Data to use:
================================

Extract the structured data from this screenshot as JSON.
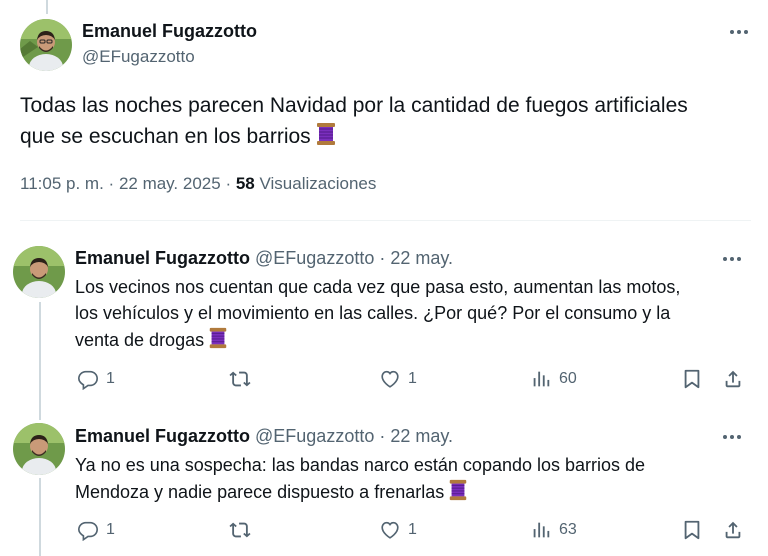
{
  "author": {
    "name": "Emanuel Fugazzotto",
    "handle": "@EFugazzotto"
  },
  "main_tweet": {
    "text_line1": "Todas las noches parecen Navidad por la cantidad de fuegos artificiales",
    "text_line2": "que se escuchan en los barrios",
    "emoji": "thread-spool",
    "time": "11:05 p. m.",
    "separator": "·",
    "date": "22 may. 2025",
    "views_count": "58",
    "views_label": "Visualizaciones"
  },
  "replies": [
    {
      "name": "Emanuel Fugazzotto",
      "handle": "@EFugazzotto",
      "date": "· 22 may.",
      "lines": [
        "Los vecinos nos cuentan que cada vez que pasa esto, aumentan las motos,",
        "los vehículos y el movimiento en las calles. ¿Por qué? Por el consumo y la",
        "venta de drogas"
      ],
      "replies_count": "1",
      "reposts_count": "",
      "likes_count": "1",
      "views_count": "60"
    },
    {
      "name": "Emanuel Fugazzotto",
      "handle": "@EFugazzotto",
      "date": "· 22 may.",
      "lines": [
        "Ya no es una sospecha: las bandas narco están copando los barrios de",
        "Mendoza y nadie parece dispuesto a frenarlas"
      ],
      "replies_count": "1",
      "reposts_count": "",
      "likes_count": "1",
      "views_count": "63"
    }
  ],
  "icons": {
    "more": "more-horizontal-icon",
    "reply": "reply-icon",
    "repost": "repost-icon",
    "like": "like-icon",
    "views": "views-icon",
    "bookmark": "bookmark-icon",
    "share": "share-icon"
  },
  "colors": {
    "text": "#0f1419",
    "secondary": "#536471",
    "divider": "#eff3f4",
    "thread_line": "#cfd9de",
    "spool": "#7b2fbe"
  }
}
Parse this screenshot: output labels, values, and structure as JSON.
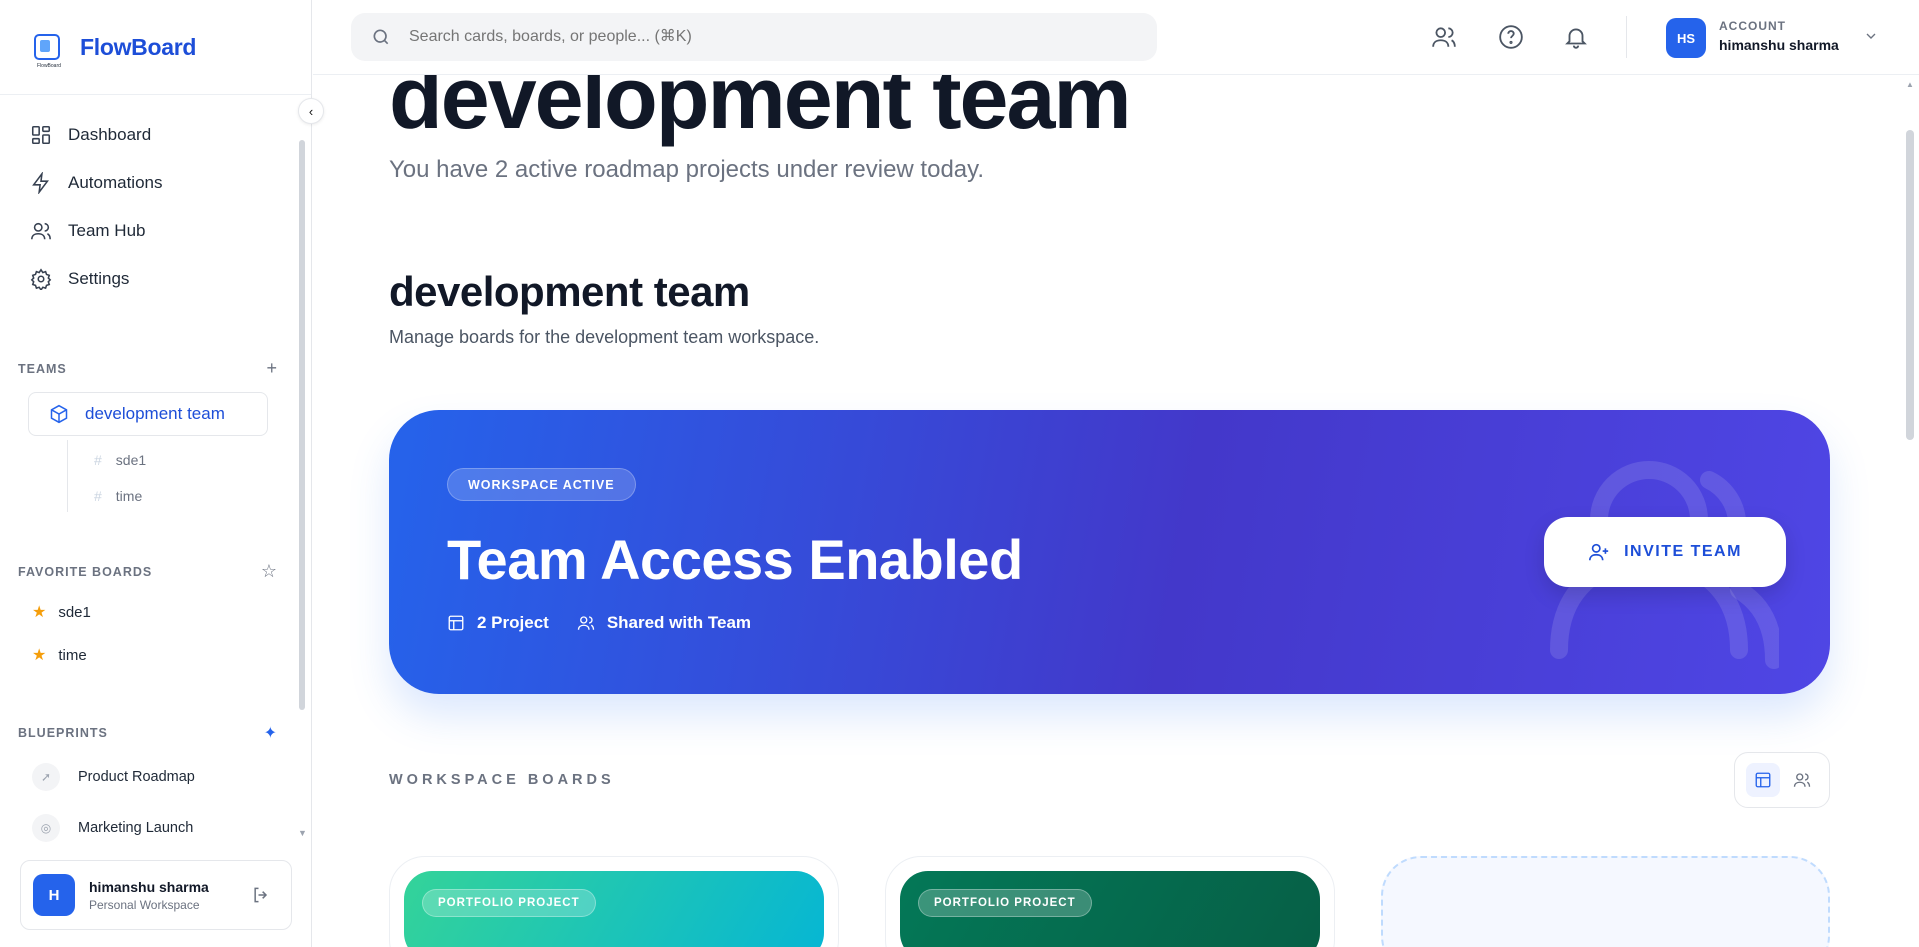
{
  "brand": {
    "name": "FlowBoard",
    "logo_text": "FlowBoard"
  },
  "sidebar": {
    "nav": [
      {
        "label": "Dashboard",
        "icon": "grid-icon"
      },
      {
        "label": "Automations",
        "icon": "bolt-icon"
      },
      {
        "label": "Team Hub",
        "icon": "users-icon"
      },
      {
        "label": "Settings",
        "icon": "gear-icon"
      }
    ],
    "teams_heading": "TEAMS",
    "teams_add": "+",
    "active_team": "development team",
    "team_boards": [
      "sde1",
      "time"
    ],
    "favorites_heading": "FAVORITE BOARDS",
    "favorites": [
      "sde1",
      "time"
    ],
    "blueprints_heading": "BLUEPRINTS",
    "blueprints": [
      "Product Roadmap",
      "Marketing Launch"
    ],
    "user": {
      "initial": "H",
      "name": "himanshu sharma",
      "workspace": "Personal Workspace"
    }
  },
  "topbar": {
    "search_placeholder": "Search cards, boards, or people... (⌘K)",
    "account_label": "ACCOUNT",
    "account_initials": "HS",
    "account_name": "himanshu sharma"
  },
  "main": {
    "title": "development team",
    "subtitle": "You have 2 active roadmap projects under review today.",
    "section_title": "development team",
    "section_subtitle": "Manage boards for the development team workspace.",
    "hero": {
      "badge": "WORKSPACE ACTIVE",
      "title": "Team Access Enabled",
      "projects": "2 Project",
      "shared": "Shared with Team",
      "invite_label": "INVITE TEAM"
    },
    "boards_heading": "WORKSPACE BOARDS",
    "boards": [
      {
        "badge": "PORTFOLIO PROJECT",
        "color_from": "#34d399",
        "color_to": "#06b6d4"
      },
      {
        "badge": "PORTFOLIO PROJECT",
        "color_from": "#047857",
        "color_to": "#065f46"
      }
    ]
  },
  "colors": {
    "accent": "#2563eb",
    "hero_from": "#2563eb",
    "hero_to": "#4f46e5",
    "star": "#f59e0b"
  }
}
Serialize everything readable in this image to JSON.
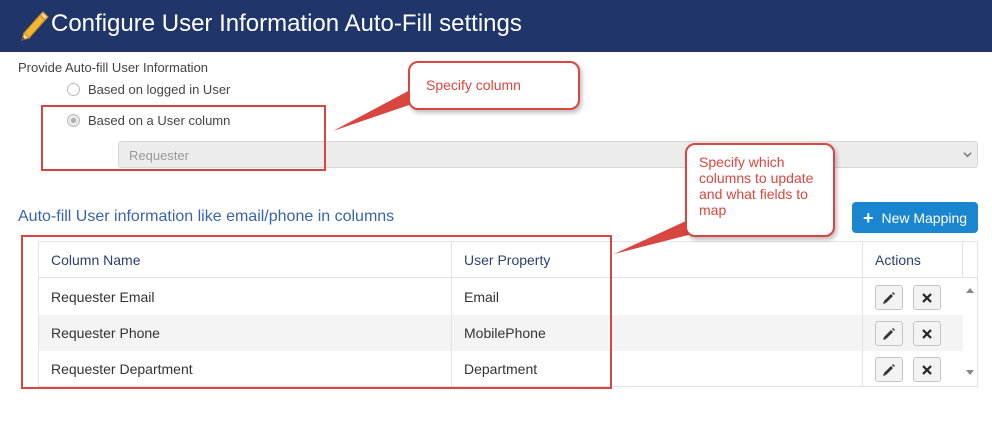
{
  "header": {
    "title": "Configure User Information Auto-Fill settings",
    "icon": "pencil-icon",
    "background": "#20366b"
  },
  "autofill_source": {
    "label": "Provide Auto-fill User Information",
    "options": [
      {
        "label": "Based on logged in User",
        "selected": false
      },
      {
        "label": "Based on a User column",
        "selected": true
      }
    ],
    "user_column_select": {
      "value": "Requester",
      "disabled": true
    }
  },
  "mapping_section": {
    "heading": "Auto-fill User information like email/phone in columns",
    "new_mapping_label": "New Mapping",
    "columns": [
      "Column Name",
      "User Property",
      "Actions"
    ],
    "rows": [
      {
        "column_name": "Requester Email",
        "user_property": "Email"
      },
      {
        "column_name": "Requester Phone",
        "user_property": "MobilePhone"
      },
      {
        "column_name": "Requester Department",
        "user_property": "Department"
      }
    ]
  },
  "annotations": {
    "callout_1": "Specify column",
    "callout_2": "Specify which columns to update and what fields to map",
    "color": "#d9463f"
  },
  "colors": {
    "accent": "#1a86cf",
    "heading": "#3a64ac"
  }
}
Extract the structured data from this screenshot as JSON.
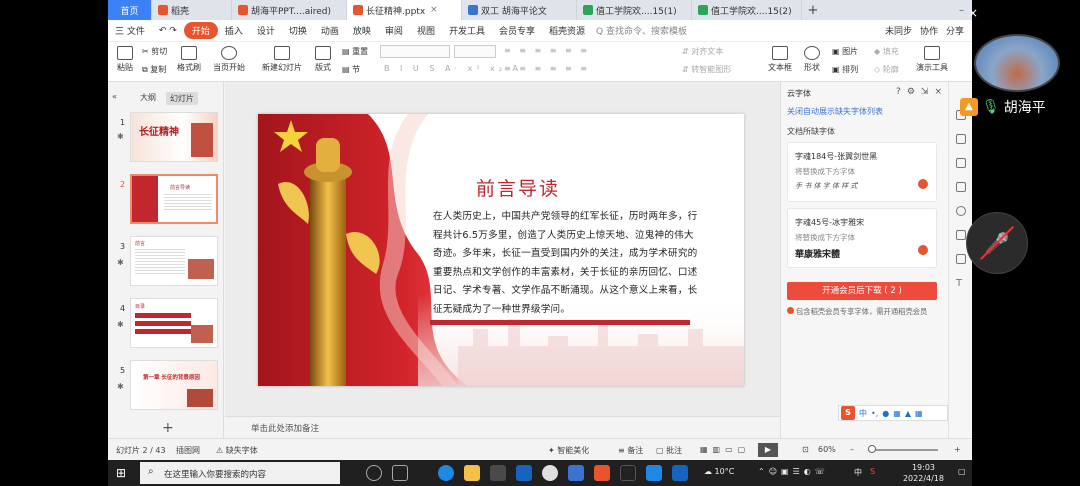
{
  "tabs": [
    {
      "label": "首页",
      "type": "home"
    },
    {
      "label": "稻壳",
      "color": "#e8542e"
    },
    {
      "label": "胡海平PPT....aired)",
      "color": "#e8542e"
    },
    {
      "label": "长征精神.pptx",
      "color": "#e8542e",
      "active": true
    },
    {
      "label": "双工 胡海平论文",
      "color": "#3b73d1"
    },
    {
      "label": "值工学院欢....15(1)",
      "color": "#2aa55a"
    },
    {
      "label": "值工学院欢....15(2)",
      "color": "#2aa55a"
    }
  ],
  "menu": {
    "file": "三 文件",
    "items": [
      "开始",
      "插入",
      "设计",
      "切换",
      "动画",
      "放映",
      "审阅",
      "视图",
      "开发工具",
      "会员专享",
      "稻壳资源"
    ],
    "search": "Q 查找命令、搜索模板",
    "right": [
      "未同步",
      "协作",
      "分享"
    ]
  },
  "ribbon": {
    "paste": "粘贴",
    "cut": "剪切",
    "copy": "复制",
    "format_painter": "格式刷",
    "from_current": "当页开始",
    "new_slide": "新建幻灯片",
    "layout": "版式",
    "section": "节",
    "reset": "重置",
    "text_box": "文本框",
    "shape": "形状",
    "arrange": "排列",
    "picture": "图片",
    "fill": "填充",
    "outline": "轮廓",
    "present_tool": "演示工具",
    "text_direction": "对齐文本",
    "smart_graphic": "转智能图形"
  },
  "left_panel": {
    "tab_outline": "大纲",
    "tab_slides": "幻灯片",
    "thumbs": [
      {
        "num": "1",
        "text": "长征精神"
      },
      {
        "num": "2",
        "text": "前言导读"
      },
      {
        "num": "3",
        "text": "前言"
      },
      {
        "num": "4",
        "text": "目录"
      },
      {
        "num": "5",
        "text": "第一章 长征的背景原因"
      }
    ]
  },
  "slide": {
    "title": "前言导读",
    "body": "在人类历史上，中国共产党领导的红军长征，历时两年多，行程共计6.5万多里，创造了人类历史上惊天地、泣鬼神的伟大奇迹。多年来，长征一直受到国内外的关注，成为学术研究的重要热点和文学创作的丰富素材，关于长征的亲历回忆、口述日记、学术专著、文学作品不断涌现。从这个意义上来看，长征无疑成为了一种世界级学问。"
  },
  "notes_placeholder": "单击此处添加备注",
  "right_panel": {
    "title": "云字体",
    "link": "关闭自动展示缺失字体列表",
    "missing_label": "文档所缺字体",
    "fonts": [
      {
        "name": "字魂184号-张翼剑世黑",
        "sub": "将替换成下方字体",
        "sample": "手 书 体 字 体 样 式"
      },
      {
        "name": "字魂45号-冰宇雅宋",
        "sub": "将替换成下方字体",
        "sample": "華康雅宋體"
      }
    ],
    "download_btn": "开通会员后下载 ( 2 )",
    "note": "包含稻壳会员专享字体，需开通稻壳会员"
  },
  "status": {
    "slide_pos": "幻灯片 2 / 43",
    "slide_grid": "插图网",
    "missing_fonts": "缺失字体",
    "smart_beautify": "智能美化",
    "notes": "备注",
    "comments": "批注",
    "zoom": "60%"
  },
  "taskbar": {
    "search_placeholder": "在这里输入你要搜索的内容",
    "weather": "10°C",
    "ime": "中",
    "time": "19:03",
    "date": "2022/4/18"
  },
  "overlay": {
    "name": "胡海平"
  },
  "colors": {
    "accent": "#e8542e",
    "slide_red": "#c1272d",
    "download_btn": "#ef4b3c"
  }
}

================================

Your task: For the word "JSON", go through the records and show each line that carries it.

Output:
Extract the structured data from this screenshot as JSON.
Parse this screenshot: output labels, values, and structure as JSON.
Serialize everything readable in this image to JSON.
Extract the structured data from this screenshot as JSON.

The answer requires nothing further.